using the arrow buttons.
by clicking on the page.
the page around when zoomed in by dragging it.
the zoom using the slider when zoomed-in.
by clicking on the zoomed-in page.
by entering text in the search field, and select "This Issue" or "All Issues"
by clicking on thumbnails to select pages, and then press the print button.
displays sections with thumbnails and descriptions.
displays a slider of thumbnails. Click on a page to jump.
allows you to browse the full archive.
about your subscription?
Buddhadharma : Spring 2018

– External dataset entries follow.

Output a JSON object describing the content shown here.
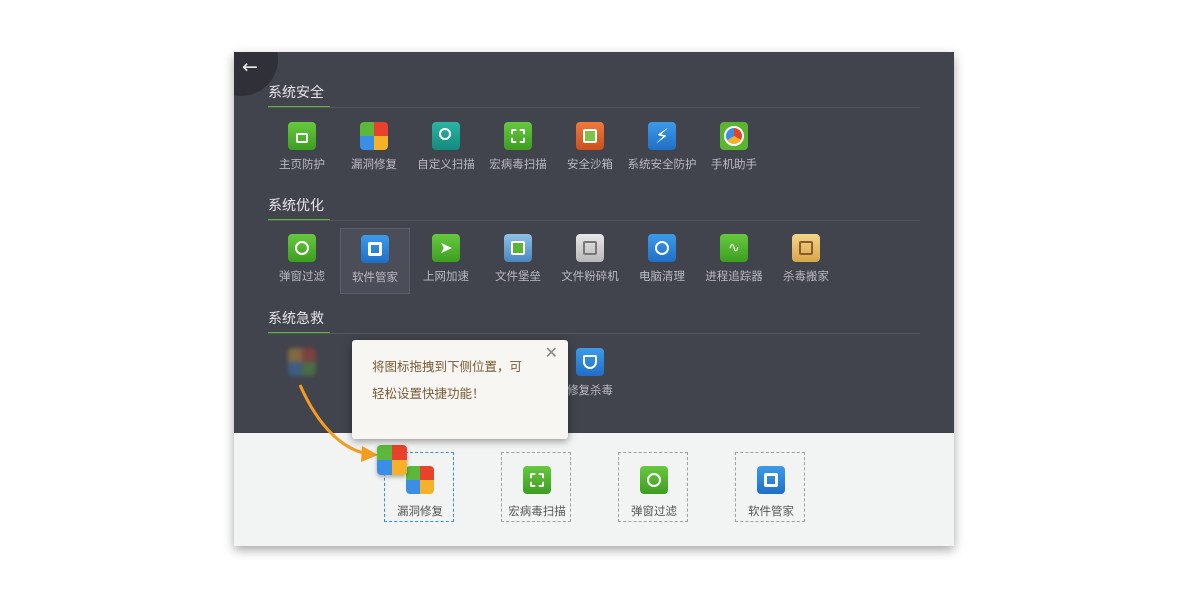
{
  "sections": [
    {
      "title": "系统安全",
      "items": [
        "主页防护",
        "漏洞修复",
        "自定义扫描",
        "宏病毒扫描",
        "安全沙箱",
        "系统安全防护",
        "手机助手"
      ]
    },
    {
      "title": "系统优化",
      "items": [
        "弹窗过滤",
        "软件管家",
        "上网加速",
        "文件堡垒",
        "文件粉碎机",
        "电脑清理",
        "进程追踪器",
        "杀毒搬家"
      ]
    },
    {
      "title": "系统急救",
      "items": [
        "修复杀毒"
      ]
    }
  ],
  "tooltip": {
    "line1": "将图标拖拽到下侧位置，可",
    "line2": "轻松设置快捷功能！"
  },
  "shortcuts": [
    "漏洞修复",
    "宏病毒扫描",
    "弹窗过滤",
    "软件管家"
  ],
  "colors": {
    "panel": "#41434d",
    "accent": "#5cb531",
    "shortcut_bar": "#f2f3f3",
    "drag_arrow": "#f39c20"
  }
}
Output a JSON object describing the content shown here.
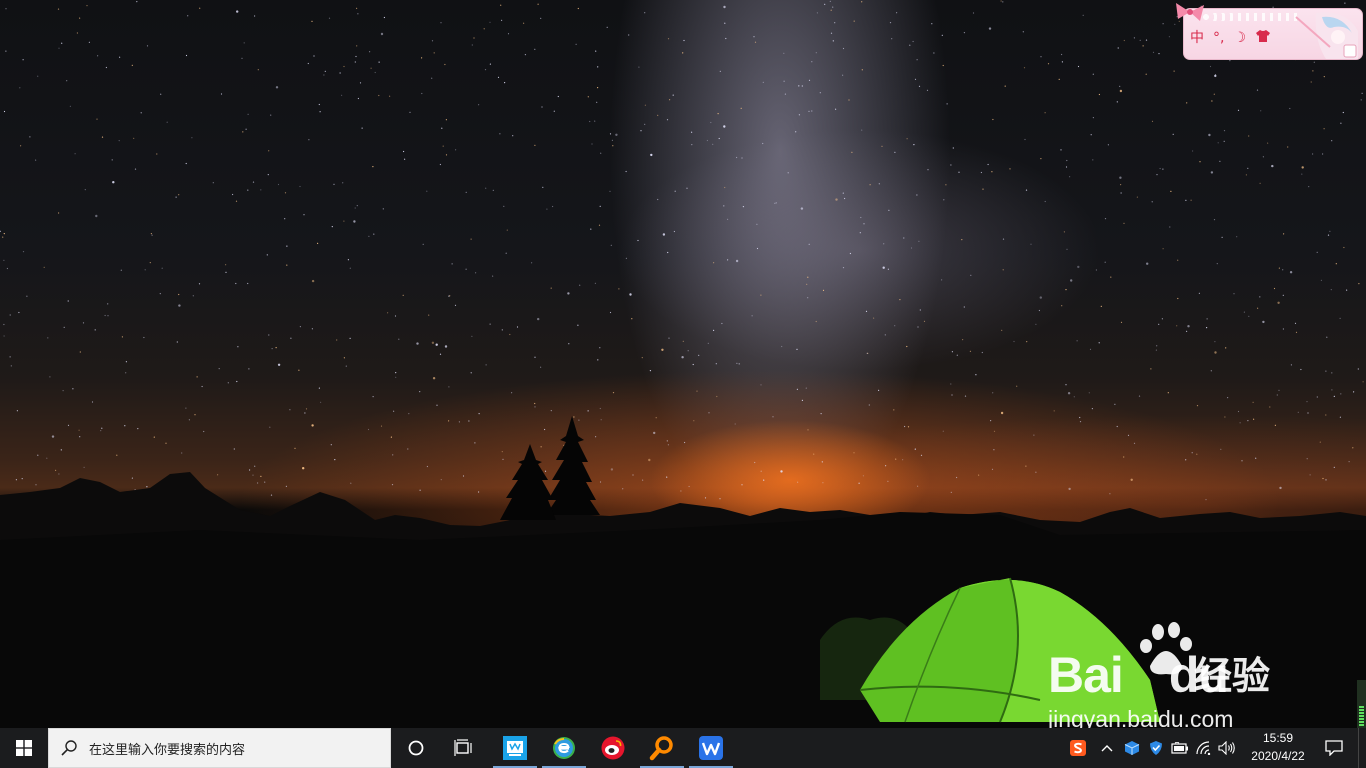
{
  "ime_toolbar": {
    "mode": "中",
    "punct": "°,",
    "moon": "☽",
    "skin": "👕",
    "accent": "#d82b4c"
  },
  "watermark": {
    "logo_text": "Bai",
    "logo_text2": "du",
    "brand_cn": "经验",
    "url": "jingyan.baidu.com"
  },
  "taskbar": {
    "start_icon": "windows-logo-icon",
    "search_placeholder": "在这里输入你要搜索的内容",
    "cortana_icon": "circle-icon",
    "taskview_icon": "task-view-icon",
    "apps": [
      {
        "name": "whiteboard-app-icon",
        "color": "#1aa3e8",
        "active": true
      },
      {
        "name": "browser-e-icon",
        "color": "#2e9be0",
        "active": true
      },
      {
        "name": "weibo-icon",
        "color": "#e6162d",
        "active": false
      },
      {
        "name": "magnifier-search-icon",
        "color": "#ff8a00",
        "active": true
      },
      {
        "name": "wps-icon",
        "color": "#2a73e8",
        "active": true
      }
    ],
    "tray": [
      "sogou-ime-icon",
      "chevron-up-icon",
      "cube-app-icon",
      "shield-icon",
      "battery-icon",
      "wifi-icon",
      "volume-icon"
    ],
    "clock": {
      "time": "15:59",
      "date": "2020/4/22"
    },
    "notify_icon": "notification-icon"
  },
  "side_gauge": {
    "level": 0.45
  }
}
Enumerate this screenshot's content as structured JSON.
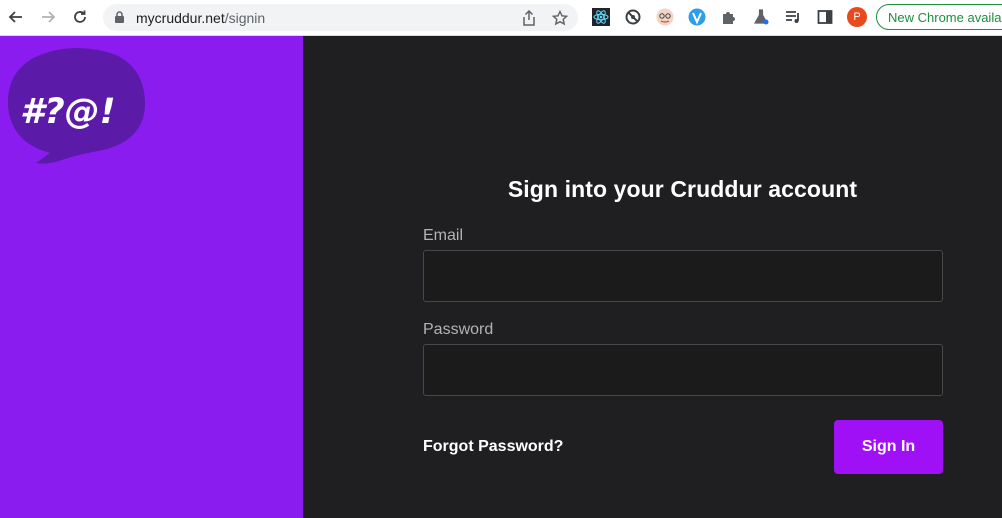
{
  "browser": {
    "url_domain": "mycruddur.net",
    "url_path": "/signin",
    "profile_initial": "P",
    "new_chrome_label": "New Chrome available",
    "extension_icons": [
      "react-devtools-icon",
      "sync-icon",
      "avatar-extension-icon",
      "vimium-icon",
      "puzzle-icon",
      "flask-icon",
      "media-queue-icon",
      "sidepanel-icon"
    ]
  },
  "brand": {
    "logo_text": "#?@!",
    "logo_color": "#5b1aa8",
    "panel_color": "#8b1cf0"
  },
  "signin": {
    "title": "Sign into your Cruddur account",
    "email_label": "Email",
    "email_value": "",
    "password_label": "Password",
    "password_value": "",
    "forgot_label": "Forgot Password?",
    "submit_label": "Sign In",
    "accent": "#a010f6"
  }
}
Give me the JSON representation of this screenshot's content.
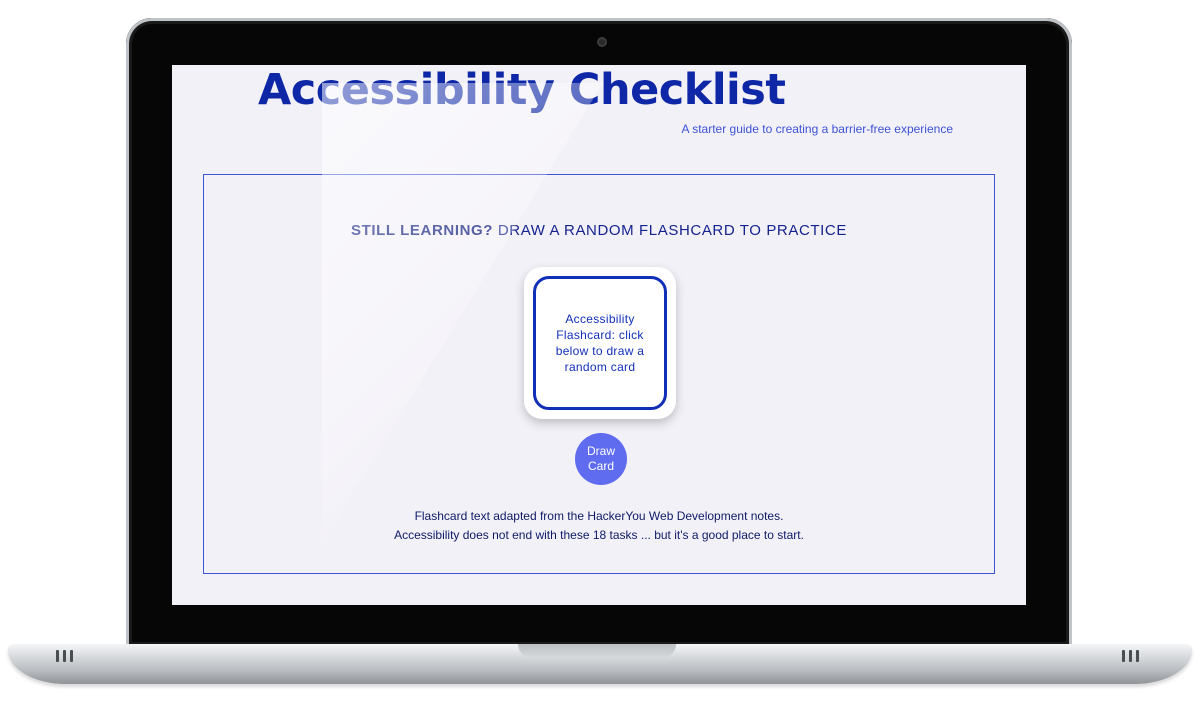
{
  "page": {
    "title": "Accessibility Checklist",
    "subtitle": "A starter guide to creating a barrier-free experience"
  },
  "flashcard_section": {
    "heading_strong": "STILL LEARNING?",
    "heading_rest": "DRAW A RANDOM FLASHCARD TO PRACTICE",
    "card_text": "Accessibility Flashcard: click below to draw a random card",
    "draw_button_label": "Draw Card",
    "footnote_1": "Flashcard text adapted from the HackerYou Web Development notes.",
    "footnote_2": "Accessibility does not end with these 18 tasks ... but it's a good place to start."
  },
  "colors": {
    "brand_blue": "#0e27a6",
    "accent_blue": "#3b52d4",
    "button_blue": "#5f6cf0",
    "screen_background": "#f3f1f8"
  }
}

SHINSHU ROBERTS 71 Dogen writes in Sesshin Sessho (“Speaking of Mind, Speaking of Essence”): From the time we establish the bodhimind and direct ourselves toward training in the way of Buddha, we sincerely practice difficult practices; and at that time, though we keep practicing, in a hundred efforts we never hit the target once. Nevertheless, sometimes follow ing good counselors and sometime following the sutras, we gradually become able to hit the target. One hit of the target now is by virtue of hundreds of misses in the past; it is one maturation of hundreds of misses. —translation by Nishijima and Cross, Master Dogen’s Shobogenzo We will never hit the target if we refuse to realize that our arrows are missing. Missing the target is not about being a good or a bad per son; it is just our sincere effort to hit the target of skillful means. Our human life, the arrow, and the target are not different. Missing and hitting are not opposites, as long as we are sincerely present for our life as it unfolds within the being–time of self and others practicing together. Including both is the key concept here. If we only think of this moment as a reflection of our individual needs, then we miss the mark. We must include the totality of both self and other, then act in accord. This is the basis of sincerely shooting the arrow. In this way, our ideas about having three heads and eight arms or standing six teen feet tall will not obstruct our actualization of the Way. For the time being, I’m a staff or a whisk. For the time being, I’m a pillar or a lantern. The staff and whisk are symbols or tools of the realized teacher. The outdoor pillar and stone lantern represent the monastic struc ture and garden, respectively. Pillars and lanterns are a metaphor for The “right now” of our experience holds both realization and delusion.